**EXERCISE PROMPT:** Every line in the records below that holds the word "icon" is to be copied.
□ □ □
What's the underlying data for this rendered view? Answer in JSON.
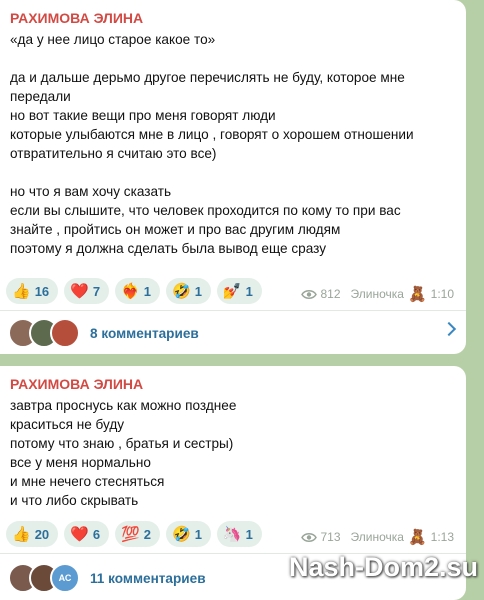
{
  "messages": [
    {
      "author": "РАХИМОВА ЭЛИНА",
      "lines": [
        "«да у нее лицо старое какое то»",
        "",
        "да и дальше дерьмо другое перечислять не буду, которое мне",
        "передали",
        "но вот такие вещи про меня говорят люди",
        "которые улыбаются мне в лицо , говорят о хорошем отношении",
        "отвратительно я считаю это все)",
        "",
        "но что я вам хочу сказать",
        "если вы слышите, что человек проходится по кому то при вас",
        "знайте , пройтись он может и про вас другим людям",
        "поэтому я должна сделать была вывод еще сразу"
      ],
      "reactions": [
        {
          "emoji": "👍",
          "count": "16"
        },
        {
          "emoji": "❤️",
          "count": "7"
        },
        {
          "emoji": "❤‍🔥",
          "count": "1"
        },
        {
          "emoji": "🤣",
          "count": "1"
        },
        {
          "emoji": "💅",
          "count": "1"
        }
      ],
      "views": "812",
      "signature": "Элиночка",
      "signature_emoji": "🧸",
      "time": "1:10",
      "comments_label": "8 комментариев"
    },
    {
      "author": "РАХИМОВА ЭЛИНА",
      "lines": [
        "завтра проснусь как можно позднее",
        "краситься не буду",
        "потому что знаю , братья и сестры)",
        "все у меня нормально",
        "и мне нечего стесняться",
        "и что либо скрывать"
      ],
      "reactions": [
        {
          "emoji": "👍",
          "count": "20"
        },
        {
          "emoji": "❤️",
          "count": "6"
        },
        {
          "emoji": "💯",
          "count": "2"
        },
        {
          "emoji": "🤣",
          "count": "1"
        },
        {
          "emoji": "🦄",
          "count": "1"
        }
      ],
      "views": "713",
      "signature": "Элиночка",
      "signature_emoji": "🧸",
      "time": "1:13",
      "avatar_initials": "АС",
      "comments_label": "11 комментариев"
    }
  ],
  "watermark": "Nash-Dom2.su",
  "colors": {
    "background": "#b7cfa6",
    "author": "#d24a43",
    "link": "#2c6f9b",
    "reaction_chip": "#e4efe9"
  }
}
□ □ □
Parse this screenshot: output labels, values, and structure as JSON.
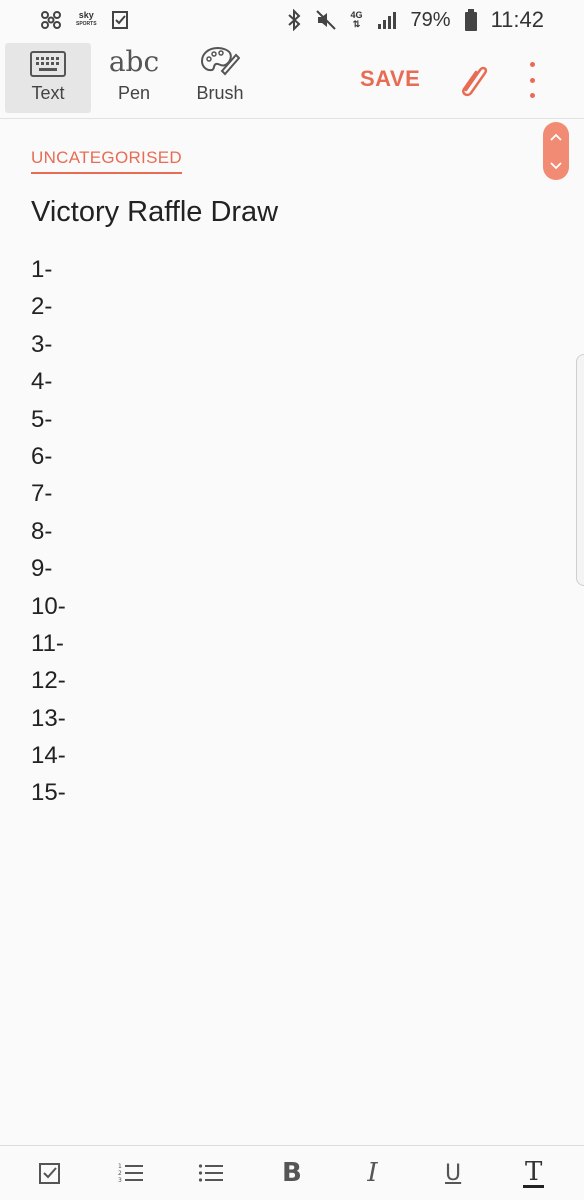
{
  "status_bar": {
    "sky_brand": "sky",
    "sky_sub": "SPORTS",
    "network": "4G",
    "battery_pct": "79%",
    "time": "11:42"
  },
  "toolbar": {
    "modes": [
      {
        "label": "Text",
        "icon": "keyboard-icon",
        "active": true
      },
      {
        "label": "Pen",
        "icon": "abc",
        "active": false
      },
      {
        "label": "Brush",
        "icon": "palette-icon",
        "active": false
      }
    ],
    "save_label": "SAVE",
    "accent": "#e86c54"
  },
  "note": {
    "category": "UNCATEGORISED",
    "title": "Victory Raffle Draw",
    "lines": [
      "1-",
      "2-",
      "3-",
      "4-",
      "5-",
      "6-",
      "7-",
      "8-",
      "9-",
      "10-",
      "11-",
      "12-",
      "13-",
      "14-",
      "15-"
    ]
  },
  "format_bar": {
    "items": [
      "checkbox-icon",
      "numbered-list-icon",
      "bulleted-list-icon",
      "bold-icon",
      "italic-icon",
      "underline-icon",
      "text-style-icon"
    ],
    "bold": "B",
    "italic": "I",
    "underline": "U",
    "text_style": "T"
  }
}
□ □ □
**RESULT OF THIS TASK:**
        "icon": "keyboard-icon",
        "icon": "abc",
        "icon": "palette-icon",
      "checkbox-icon",
      "numbered-list-icon",
      "bulleted-list-icon",
      "bold-icon",
      "italic-icon",
      "underline-icon",
      "text-style-icon"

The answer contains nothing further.